Data records for software interfaces:
#####
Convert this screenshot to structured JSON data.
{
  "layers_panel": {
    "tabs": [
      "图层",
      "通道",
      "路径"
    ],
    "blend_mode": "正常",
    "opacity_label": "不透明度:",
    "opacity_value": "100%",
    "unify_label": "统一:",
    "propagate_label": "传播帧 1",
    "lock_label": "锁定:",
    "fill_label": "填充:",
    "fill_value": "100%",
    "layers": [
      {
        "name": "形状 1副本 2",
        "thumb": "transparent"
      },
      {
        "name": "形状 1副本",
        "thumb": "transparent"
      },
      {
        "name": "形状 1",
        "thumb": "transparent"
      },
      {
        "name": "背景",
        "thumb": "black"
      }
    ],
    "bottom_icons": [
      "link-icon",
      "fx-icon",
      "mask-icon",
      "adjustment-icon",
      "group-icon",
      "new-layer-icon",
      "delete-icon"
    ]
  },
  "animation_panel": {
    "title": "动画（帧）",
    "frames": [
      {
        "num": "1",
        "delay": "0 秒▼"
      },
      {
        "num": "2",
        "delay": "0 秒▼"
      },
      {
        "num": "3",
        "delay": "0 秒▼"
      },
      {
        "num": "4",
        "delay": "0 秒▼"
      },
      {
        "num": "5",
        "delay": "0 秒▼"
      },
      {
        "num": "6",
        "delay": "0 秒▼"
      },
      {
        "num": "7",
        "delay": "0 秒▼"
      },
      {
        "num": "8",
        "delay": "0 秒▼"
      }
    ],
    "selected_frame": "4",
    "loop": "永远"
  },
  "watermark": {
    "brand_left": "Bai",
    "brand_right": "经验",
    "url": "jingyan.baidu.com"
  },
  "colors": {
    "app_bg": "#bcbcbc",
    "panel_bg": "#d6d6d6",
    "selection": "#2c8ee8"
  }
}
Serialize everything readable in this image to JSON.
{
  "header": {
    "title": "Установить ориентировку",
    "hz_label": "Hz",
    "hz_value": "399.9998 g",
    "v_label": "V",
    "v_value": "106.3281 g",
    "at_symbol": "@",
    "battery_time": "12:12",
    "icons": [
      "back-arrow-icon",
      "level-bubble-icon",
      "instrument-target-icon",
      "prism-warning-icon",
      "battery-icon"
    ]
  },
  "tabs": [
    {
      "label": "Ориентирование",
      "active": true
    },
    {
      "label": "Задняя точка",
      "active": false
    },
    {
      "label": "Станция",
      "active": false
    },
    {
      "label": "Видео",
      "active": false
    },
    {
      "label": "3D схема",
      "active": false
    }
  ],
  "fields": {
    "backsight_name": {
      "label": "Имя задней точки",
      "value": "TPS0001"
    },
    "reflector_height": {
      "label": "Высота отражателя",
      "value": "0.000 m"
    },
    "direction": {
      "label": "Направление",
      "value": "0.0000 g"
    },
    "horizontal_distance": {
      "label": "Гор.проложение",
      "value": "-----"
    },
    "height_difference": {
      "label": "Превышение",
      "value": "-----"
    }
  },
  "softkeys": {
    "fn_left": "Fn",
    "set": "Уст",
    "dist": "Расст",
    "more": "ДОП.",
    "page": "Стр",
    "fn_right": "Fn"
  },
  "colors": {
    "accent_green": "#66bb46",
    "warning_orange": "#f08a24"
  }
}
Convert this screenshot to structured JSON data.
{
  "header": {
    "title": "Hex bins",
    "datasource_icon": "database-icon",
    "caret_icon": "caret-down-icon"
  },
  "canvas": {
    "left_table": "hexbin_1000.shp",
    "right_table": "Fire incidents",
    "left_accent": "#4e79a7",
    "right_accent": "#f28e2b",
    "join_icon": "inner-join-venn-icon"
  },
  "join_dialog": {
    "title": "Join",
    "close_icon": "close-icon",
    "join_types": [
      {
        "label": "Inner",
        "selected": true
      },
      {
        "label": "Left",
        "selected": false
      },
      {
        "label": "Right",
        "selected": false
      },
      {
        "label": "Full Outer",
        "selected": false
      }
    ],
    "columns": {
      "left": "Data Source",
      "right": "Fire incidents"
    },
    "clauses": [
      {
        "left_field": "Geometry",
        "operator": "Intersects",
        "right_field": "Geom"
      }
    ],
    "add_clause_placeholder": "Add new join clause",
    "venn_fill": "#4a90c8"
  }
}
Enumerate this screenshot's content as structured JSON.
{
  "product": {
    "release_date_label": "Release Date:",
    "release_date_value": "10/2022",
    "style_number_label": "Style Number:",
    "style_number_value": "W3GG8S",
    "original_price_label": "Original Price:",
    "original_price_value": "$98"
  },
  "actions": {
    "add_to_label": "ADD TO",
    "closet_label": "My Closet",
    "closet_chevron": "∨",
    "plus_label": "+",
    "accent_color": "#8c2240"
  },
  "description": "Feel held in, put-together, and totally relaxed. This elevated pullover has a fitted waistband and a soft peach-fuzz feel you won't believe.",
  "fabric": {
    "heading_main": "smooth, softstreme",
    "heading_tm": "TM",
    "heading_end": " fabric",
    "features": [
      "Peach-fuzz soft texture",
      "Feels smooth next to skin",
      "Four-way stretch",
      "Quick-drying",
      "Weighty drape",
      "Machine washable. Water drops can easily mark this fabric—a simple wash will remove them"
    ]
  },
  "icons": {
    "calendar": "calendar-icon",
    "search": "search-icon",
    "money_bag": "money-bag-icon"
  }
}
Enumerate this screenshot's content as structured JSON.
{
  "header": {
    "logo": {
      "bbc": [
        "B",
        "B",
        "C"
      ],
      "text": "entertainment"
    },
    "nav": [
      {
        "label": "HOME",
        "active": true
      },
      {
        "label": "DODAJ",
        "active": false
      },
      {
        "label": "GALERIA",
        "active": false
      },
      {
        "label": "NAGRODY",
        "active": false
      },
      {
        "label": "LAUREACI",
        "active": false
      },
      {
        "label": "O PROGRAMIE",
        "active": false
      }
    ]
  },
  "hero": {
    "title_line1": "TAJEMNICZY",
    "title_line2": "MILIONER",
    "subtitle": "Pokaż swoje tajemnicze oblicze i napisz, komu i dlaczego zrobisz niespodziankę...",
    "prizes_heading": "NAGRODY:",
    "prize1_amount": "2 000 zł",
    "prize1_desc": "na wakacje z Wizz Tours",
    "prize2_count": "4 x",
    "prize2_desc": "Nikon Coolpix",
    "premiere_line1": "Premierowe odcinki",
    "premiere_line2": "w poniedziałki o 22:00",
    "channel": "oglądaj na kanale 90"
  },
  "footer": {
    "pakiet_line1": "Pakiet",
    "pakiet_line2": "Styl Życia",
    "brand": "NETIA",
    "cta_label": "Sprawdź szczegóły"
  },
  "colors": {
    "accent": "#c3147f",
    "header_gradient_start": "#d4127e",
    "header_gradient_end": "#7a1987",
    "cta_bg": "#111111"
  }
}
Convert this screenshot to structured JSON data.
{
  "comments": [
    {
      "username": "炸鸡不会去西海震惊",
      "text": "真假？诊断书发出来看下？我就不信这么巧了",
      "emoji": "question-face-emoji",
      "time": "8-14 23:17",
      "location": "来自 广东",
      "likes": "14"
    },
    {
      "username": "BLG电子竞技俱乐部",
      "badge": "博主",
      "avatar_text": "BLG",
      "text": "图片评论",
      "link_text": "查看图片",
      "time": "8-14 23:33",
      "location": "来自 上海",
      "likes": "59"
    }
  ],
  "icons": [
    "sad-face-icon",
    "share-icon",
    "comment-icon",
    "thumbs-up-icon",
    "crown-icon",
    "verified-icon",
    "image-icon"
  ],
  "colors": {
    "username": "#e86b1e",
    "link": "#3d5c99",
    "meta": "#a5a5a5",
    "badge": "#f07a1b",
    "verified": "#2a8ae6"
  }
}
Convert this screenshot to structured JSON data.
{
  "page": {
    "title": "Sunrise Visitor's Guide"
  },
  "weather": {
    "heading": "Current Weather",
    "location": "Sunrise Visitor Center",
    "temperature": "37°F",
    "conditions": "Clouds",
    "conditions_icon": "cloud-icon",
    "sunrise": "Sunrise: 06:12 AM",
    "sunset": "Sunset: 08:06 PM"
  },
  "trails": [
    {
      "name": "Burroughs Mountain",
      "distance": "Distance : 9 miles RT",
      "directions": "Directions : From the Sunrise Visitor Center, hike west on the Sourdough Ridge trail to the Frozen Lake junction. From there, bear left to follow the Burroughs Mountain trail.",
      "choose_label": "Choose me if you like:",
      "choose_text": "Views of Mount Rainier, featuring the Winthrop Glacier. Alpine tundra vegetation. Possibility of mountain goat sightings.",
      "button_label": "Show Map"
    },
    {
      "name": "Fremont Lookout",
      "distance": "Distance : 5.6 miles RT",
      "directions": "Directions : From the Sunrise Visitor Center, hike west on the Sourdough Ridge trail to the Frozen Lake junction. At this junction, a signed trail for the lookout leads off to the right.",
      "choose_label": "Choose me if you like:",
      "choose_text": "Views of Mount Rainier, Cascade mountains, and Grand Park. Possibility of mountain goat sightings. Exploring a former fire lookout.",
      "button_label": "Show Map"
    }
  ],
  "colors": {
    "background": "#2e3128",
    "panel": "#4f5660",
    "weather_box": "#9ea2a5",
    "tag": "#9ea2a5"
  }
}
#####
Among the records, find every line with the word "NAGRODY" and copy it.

        "label": "NAGRODY",
    "prizes_heading": "NAGRODY:",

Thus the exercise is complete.